In 1960 he moved to Funtua, a more cosmopolitan town not far from Bakori. Shata made Funtua his home for about forty years – up until his death.

Mamman Shata was one of the best selling Polygram artistes from the north from the 1950e up till the 1980s. He was a highly respected folklorist. He spent about 50–60 years in the music industry.

Shata could not recall or remember how many songs he produced. Many of his songs, especially those he produced in his teens, were not recorded.

He visited many countries, especially in West Africa. Outside the continent he was in Saudi Arabia for the Hajj pilgrimage but he also visited the United Kingdom, France and the United States of America.

Shata was famed to have sung for every topic under the Hausa land’s sun: agriculture, culture, religion, economy, politics, military, morality and etiquettes, animals, trade, etc.

He received many awards, including those from the Federal Government (which gave him the Member of the Order of the Niger, MON), the Performing Musicians Association of Nigeria (PMAN), the Kano State Government, the U.S. Embassy in Nigeria, University of California, Los Angeles, and an honorary doctorate degree by Ahmadu Bello University in recognition of his contribution to both national development and letters.

Shata participated actively in partisan politics throughout his life. His politics was largely left-wing even though his benefactors (the royal and the business classes) were mostly on the right. He ascribed this to his humble background.
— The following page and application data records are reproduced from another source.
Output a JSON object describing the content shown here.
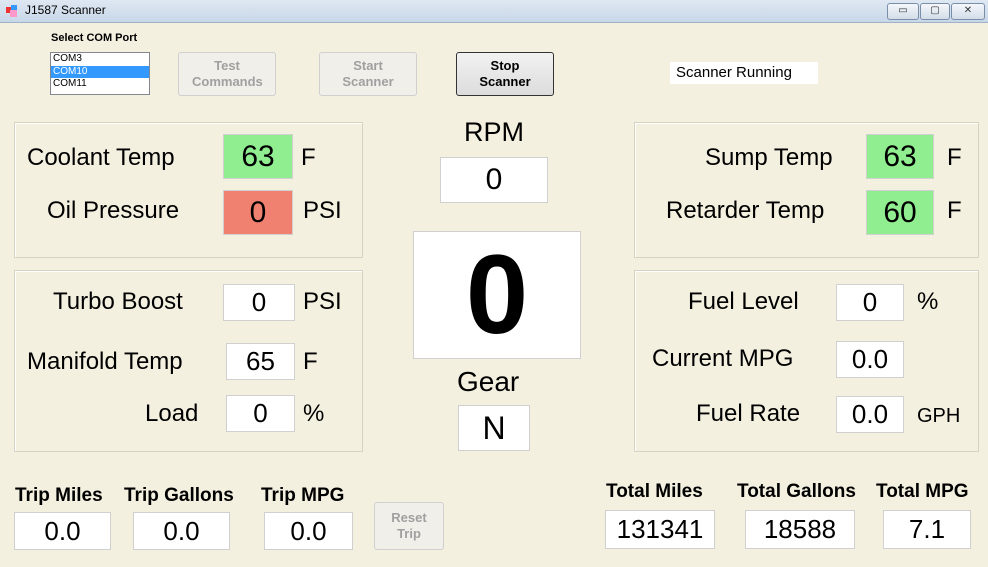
{
  "window": {
    "title": "J1587 Scanner",
    "controls": [
      "▭",
      "▢",
      "✕"
    ]
  },
  "com": {
    "label": "Select COM Port",
    "options": [
      "COM3",
      "COM10",
      "COM11"
    ],
    "selected_index": 1
  },
  "buttons": {
    "test": "Test Commands",
    "start": "Start Scanner",
    "stop": "Stop Scanner",
    "reset": "Reset Trip"
  },
  "status": "Scanner Running",
  "left_top": {
    "coolant_label": "Coolant Temp",
    "coolant_value": "63",
    "coolant_unit": "F",
    "oil_label": "Oil Pressure",
    "oil_value": "0",
    "oil_unit": "PSI"
  },
  "left_bottom": {
    "turbo_label": "Turbo Boost",
    "turbo_value": "0",
    "turbo_unit": "PSI",
    "manifold_label": "Manifold Temp",
    "manifold_value": "65",
    "manifold_unit": "F",
    "load_label": "Load",
    "load_value": "0",
    "load_unit": "%"
  },
  "center": {
    "rpm_label": "RPM",
    "rpm_value": "0",
    "speed_value": "0",
    "gear_label": "Gear",
    "gear_value": "N"
  },
  "right_top": {
    "sump_label": "Sump Temp",
    "sump_value": "63",
    "sump_unit": "F",
    "retarder_label": "Retarder Temp",
    "retarder_value": "60",
    "retarder_unit": "F"
  },
  "right_bottom": {
    "fuel_level_label": "Fuel Level",
    "fuel_level_value": "0",
    "fuel_level_unit": "%",
    "mpg_label": "Current MPG",
    "mpg_value": "0.0",
    "fuel_rate_label": "Fuel Rate",
    "fuel_rate_value": "0.0",
    "fuel_rate_unit": "GPH"
  },
  "trip": {
    "miles_label": "Trip Miles",
    "miles_value": "0.0",
    "gallons_label": "Trip Gallons",
    "gallons_value": "0.0",
    "mpg_label": "Trip MPG",
    "mpg_value": "0.0"
  },
  "totals": {
    "miles_label": "Total Miles",
    "miles_value": "131341",
    "gallons_label": "Total Gallons",
    "gallons_value": "18588",
    "mpg_label": "Total MPG",
    "mpg_value": "7.1"
  },
  "colors": {
    "ok": "#90ee90",
    "alert": "#f08070",
    "selection": "#3399ff"
  }
}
In the First Republic in the 1950s he aligned himself to the left-wing NEPU as opposed to the right-wing NPC of Sir Ahmadu Bello and the emirs. He replicated that in later years. In the 1970s, he won an election, becoming a Councillor under Kankia Local Government Area of the then Kaduna State.

In the Third Republic he was elected as the chairman of SDP in Funtua Local Government Area, a position from which he was impeached due to his left-wing character and brush with the party’s main benefactor in Katsina State, retired Major-General Shehu Musa Yar’Adua.

Shata did not participate much in the politics that ushered in the civilian government of Chief Olusegun Obasanjo in 1999 due to ill-health.